Abu Hamid al-Ghazali (Algazel; d. 1111) was one of the greatest intellectuals of Classical Islam. Traditional minded supporters today revere him as the dogmatic and sure minded juridical theologian (faqih), mystic (mutasawwif) and architect of Islamic Orthodoxy. He was also a brilliant albeit eccentric professor of at the prestigious Nizamiyyah University in Baghdad (al-madrasah al-nizamiyyah).
Ghazali had a strong scholastic background and legacy. His teachers (shuyukh) included the jurist al-Juwayni and mystic al-Farmidhi. He was envied by his academic peers (‘ulama’) for his outstanding argumentation skills (munazarah) and for teaching so many students (talamidh), which included the jurist Ibn al-‘Arabi. His interlocutors included the jurist/philosopher Ibn Rushd (Averroes) and the jurist Ibn Taymiyyah. All were great scholars of their time and for generations to follow. Their lasting greatness was the inexorable result of their personal reflection (tafakkur), independent reasoning (ijtihad) and scholarly disagreement (ikhtilaf). Much of their intellectual vitality was due to the strong spirit of scholasticism within Islamic civilization, which flourished in the universities, seminaries, libraries and research institutes that continually transformed religious and secular discourses within Classical Islam (for more see works by George Makdisi). The intellectual vitality of scholasticism may subsist in the traditional universities from which it was born–e.g. Al-Azhar or Al-Qarawiyyin. But it thrives in modern universities which are its legacy.
Today, we are generally cut off from the scholastic origins of Classical Islam that led to the rise of the universities in Medieval Europe and later all over the modern world today. Because the Muslim community in particular is cut off from its scholastic past, there is an obsession with preserving ‘tradition’ and hypersensitivity towards criticism. Much of this intellectual crisis is the legacy of the political fragmentation and feudal-style warfare of Islamic civilization–especially in the 13th-15th centuries–which gave rise to coagulated understandings of Islamic scholarship. The predatory experience of European colonialism upon Islamic civilization–mainly in the 18th-20th centuries–exacerbated this problem and inculcated, in some cases, a religious ambivalence towards ‘modernity.’ Emulation (taqlid) among jurists contributed to wrote wisdom (talqin) among the masses. One result of this crisis is that great Imams like Ghazali are adored more so than studied. They are imagined as flawless symbols of unquestionable Islamic authority, rather than professors engaging in imperfect dialectic.

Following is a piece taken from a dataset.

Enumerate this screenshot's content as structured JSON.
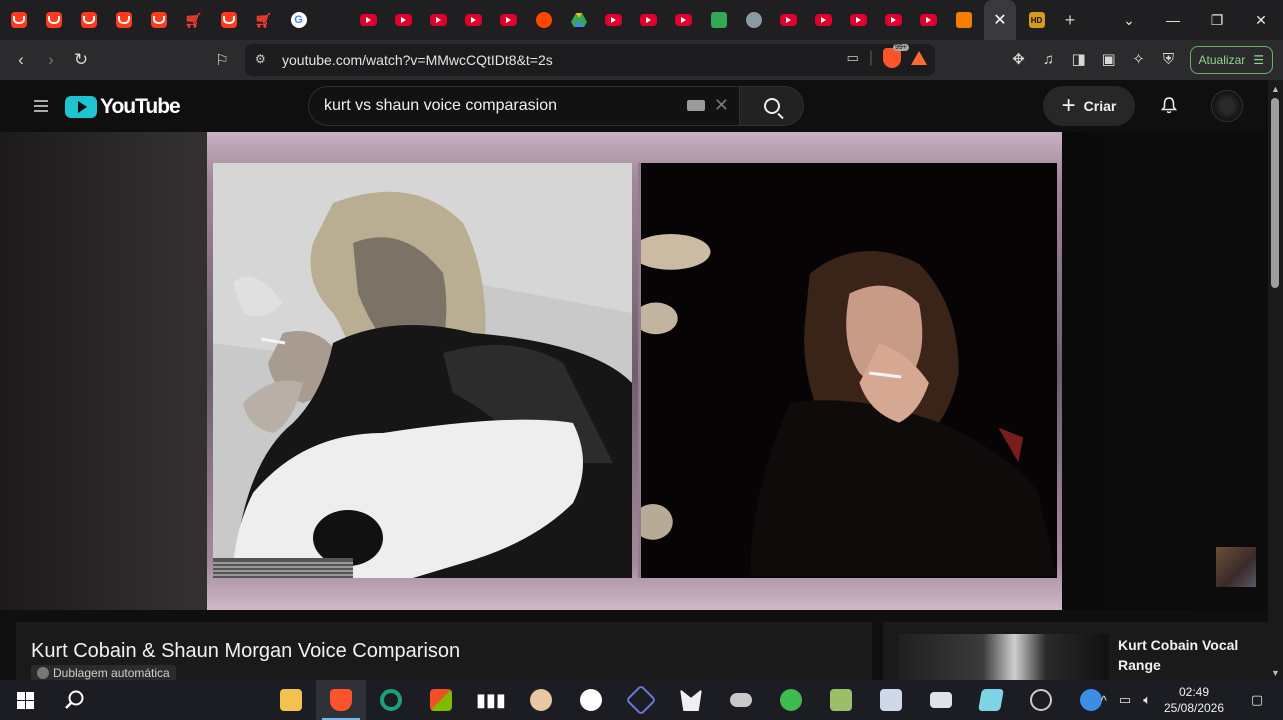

The truth is that like many academics, Ghazali was a complicated man and not always 100% certain. His social and personal complexity had a great impact on his scholarship, much of which may be gleaned from his works, The Deliverance from Error (al-Munqiz min al-dalal) and The Revival of the Religious Sciences (Ihya’ ‘ulum al-din). Ghazali was a man of persistent reflection. He was also haunted by questions of existentialism. He was at different times of his life engulfed by eclectic disciplines, including Law (fiqh), Peripatetic Philosophy (falsafah) and Mysticism (tasawwuf). His intellectual and spiritual exploration involved suffering–not unlike St. Augustine or the Buddha–through experiences of skepticism, atheism and non-egoism. He chose a married life with children. Then he abandoned them and wandered the wilderness for 10 years. He was a publicly celebrated professor of the highest rank, and a frail and private Bohemian. How much of Ghazali’s sobering humanity is appreciated–tolerated–among his supporters today?

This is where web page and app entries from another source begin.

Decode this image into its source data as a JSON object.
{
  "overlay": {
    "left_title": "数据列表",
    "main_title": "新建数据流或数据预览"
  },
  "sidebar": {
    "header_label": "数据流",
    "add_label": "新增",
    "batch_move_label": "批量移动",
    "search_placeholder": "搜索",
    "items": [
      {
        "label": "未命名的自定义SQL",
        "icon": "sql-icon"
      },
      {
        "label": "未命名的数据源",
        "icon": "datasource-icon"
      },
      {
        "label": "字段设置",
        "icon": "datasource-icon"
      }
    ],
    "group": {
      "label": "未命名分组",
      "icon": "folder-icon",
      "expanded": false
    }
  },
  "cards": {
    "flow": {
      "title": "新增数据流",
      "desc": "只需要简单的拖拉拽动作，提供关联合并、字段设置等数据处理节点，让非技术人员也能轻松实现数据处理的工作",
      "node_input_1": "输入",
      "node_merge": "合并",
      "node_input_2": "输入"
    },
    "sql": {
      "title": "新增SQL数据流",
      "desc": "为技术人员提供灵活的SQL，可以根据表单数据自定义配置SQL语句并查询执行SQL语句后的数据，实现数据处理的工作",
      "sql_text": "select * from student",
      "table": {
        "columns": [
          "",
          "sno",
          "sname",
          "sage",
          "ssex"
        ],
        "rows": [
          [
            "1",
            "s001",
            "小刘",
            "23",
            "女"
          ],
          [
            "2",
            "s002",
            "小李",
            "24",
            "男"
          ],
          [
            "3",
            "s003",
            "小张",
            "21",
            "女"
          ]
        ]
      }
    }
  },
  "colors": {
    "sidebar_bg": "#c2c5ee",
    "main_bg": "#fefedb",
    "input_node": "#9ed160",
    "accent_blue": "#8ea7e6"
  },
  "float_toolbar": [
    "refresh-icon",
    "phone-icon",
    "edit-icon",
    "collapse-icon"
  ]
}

If we reconnect with Islamic scholasticism, we reconnect with the intellectual vitality of Islam. This can be done on the social as well as personal level. On the personal level, it means realizing that faith (iman) is the product of constantly evolving personal reflection and independent reasoning (Qur’an 2:171; 3:190-91). It requires that the Muslim community exercise–in the words of Hamza Yusuf–much ‘stronger Islamic Literacy,’ but that it also embrace–to paraphrase Taha Husayn–‘doubt as a means of certainty.’ On the social level it means that the Muslim community can best re-create itself through the scholarly debate of the university, among sympathetic believers and challenging skeptics. Scholarly disagreement is supposed to be according to numerous Hadith scholars (muhaddithun) a ‘mercy’ to the community, and a matter only God can resolve (Qur’an 42:10).
It is positive to see in recent years modernist, reformist and even Sufi-minded intellectuals of Islam who are also university professors. Some examples include Fazlur Rahman, Anne Marie Schimmel, Nasr H. Abu Zayd, Abdullahi An-Naim, Abdolkarim Soroush, Karen Armstrong, Ebrahim Moosa, Talal Asad, Khaled Abou El-Fadl, Tariq Ramadan, Abdullah Saeed, Amina Wadud and Timothy Winter (Abd al-Hakim Murad). The only question is whether we will engage them as fancying followers or serious students.